As an exhibitor, at a minimum you must ensure that someone is in your booth for any hours the exhibit hall is open for two reasons. First, this is required (or “strongly encouraged”) by show management and, second, this affects your company’s image. When your booth is not staffed, it appears that your company doesn’t care enough about their prospective clients to show up and meet them in person. To accommodate the meetings, sessions, and other responsibilities your representatives will have to deal with during the event, consider scheduling your team for shifts of “booth duty” and/or hiring a capable hostess to maintain your presence while everyone else is away.
Tier Two: Is anyone engaging attendees?
Once you have scheduled adequate coverage for your booth, you’ll want to consider how the staffers you have chosen are representing your company. Their attitudes, demeanor, and apparent interest in interacting with attendees will impact the volume of visitors who come into your booth. Remind your staff to smile and follow the “be a good booth staffer” tips you have all read before. Then, if all else fails, remove the chairs for a little extra motivation (and, to inspire their cooperation even without chairs, spring for the double padded carpet).
Tier Three: Can anyone speak intelligently about your offerings?
After ensuring that your representatives will be facilitating positive interactions in your booth, you can shift your focus to their ability to converse with your visitors in a clear and confident manner. Attendees come to the exhibit hall to learn about the offerings available to them, so it is important that your staff is capable of clearly conveying your value proposition. To prepare your staff, teach them what you do, who you help, and how that applies to the attendees they will meet. To support their encounters on-site, be sure to provide applicable literature as well.
Tier Four: Can anyone answer questions?
Talking about your offerings is one thing, but answering questions about them is another.

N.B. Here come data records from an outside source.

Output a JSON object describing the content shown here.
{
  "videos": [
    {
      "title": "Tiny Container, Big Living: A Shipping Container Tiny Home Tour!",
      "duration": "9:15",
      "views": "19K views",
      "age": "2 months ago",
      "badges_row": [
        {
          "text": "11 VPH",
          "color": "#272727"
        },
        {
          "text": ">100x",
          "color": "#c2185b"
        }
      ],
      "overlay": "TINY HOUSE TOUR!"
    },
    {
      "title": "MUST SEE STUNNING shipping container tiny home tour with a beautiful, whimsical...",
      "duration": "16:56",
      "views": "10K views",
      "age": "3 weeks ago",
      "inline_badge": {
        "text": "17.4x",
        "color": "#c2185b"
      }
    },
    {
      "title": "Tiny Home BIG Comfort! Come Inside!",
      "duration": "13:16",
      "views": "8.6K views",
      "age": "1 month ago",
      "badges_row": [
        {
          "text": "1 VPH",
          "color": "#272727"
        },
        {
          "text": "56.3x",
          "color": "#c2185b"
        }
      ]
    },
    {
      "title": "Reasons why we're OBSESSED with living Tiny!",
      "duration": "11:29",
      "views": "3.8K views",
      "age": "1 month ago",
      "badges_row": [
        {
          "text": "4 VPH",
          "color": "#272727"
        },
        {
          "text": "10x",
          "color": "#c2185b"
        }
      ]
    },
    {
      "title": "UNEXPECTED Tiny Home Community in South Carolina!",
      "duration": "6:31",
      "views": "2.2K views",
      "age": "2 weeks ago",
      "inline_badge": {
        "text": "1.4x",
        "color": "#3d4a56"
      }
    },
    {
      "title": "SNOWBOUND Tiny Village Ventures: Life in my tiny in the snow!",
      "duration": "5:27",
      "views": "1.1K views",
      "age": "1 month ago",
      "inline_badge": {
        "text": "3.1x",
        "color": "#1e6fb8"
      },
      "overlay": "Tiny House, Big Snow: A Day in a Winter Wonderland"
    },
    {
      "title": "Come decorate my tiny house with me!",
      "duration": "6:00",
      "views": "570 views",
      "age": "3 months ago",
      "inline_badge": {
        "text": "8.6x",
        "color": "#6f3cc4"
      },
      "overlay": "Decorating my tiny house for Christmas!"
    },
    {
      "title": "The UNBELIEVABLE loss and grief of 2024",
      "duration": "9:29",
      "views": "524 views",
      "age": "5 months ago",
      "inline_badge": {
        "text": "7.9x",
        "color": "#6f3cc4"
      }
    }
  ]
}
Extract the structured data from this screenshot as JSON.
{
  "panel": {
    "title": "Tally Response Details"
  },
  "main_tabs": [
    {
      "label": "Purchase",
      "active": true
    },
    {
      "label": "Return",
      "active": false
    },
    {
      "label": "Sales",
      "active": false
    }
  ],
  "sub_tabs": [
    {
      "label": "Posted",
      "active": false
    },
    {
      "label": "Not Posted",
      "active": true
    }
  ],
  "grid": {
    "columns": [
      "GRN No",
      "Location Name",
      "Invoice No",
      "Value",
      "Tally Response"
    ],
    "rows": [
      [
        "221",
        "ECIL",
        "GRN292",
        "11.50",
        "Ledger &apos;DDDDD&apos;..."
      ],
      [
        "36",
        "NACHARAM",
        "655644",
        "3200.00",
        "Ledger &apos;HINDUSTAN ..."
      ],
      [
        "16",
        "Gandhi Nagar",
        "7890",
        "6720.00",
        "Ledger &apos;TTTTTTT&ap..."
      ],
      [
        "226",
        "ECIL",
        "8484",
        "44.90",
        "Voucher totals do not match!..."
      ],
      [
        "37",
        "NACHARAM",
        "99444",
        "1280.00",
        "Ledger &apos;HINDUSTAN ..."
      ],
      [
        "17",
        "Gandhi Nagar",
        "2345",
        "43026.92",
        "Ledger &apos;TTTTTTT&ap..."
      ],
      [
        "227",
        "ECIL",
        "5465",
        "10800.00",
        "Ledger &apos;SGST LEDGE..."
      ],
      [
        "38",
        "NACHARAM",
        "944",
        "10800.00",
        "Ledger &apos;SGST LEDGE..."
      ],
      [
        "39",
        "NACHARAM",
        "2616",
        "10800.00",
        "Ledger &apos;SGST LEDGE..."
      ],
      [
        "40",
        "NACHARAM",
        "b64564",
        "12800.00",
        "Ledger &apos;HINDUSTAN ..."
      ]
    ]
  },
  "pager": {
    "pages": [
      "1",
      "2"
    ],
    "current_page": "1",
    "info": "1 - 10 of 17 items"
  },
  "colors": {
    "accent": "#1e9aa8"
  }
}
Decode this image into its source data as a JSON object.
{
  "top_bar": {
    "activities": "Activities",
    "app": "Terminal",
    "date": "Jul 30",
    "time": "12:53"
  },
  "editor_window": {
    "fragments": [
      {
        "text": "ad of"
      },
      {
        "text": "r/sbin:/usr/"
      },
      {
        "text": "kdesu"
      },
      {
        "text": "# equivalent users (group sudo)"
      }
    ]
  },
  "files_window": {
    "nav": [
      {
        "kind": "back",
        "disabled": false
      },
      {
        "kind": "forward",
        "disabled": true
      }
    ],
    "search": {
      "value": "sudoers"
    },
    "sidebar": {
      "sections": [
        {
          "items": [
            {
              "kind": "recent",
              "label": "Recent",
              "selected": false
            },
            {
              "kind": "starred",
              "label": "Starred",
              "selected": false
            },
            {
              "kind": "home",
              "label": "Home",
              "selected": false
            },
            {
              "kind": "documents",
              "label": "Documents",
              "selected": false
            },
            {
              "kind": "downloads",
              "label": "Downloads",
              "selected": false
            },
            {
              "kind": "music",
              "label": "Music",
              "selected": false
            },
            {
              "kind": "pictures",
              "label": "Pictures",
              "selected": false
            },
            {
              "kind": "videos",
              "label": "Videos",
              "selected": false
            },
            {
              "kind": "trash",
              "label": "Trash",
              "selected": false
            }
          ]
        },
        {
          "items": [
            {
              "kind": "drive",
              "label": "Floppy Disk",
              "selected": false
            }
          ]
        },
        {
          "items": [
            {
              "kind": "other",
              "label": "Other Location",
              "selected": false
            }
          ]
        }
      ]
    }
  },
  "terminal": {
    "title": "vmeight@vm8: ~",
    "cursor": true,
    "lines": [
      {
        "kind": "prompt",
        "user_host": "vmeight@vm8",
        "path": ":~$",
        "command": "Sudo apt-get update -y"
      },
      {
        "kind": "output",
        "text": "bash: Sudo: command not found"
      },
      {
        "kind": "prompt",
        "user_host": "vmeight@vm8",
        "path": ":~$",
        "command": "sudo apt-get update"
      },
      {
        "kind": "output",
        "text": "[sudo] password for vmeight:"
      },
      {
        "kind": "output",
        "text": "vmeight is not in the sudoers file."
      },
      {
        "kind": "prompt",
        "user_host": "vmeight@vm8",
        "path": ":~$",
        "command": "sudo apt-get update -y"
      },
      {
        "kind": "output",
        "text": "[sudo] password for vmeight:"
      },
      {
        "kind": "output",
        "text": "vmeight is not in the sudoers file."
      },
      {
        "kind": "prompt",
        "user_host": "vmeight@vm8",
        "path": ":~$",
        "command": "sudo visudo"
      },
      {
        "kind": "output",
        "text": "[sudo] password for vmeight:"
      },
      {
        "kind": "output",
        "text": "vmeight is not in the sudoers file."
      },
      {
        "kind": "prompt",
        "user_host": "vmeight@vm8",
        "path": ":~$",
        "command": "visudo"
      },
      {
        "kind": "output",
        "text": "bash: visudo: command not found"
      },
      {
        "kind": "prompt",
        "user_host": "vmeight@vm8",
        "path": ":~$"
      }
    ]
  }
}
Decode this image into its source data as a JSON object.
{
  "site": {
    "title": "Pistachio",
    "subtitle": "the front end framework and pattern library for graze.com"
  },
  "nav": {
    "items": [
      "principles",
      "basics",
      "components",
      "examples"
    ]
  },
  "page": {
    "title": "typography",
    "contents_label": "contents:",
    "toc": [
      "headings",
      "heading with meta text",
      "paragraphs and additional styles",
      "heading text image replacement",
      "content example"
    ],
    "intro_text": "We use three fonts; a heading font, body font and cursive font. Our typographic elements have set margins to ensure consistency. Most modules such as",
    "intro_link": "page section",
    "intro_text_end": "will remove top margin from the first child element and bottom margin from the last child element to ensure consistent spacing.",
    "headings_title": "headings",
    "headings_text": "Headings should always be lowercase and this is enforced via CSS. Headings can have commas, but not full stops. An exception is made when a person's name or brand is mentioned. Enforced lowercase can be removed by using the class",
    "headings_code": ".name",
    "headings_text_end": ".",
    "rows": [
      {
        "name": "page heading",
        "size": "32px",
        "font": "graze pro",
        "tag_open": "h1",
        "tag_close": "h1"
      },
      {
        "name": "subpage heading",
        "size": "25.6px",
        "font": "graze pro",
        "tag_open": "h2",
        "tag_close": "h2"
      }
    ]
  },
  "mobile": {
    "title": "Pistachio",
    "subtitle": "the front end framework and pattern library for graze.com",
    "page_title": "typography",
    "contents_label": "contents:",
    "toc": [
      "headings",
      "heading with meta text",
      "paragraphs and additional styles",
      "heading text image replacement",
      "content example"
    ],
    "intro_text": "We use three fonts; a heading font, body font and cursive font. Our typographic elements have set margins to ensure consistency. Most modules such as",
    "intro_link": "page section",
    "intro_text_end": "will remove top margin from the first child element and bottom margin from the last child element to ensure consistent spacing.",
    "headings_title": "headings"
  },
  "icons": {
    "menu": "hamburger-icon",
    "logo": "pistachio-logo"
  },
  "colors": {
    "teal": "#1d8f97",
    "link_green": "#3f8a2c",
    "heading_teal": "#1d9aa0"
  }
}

Select booth staff who can answer questions patiently and competently so that attendees feel their needs are important to you and that your company is qualified to assist them as clients. To accomplish this, your staff will require additional training (you may consider role playing a variety of frequently asked questions to help them prepare). This is very worthwhile because another benefit of answering and asking questions in the booth is that your staffers can then learn enough about your visitors’ needs to qualify them for your sales team – properly qualified leads commonly translate to a solid return on your investment after the event.
Tier Five: Will anyone keep their promises after the event?
In the business world today, it is becoming more and more difficult to find salespeople who actually keep the promises they make. Your company, however, can prove you’re different by instructing on-site representatives to record notes along with the contact information of qualified leads. As long as there is a plan in place to sort through the leads and follow up according to the notes taken, you will be able to keep any promises that were made (for example, requests for additional information, demonstrations, or specific pricing). This will help to prove to attendees that you are reliable (consistent reliability is a good step to being seen as trustworthy). Create your follow up plan before the event so that all promises can be fulfilled as quickly as possible after you return.
This pyramid should serve as a guide for sorting through your booth staffing options according to the needs of your attendees and the way in which your company is represented. If you are involved with the staffing for your next event in any way, think again about those who have been selected, which tier would best suit them currently, and how you will improve your booth presence for next time by helping your staff to progress through any remaining tiers.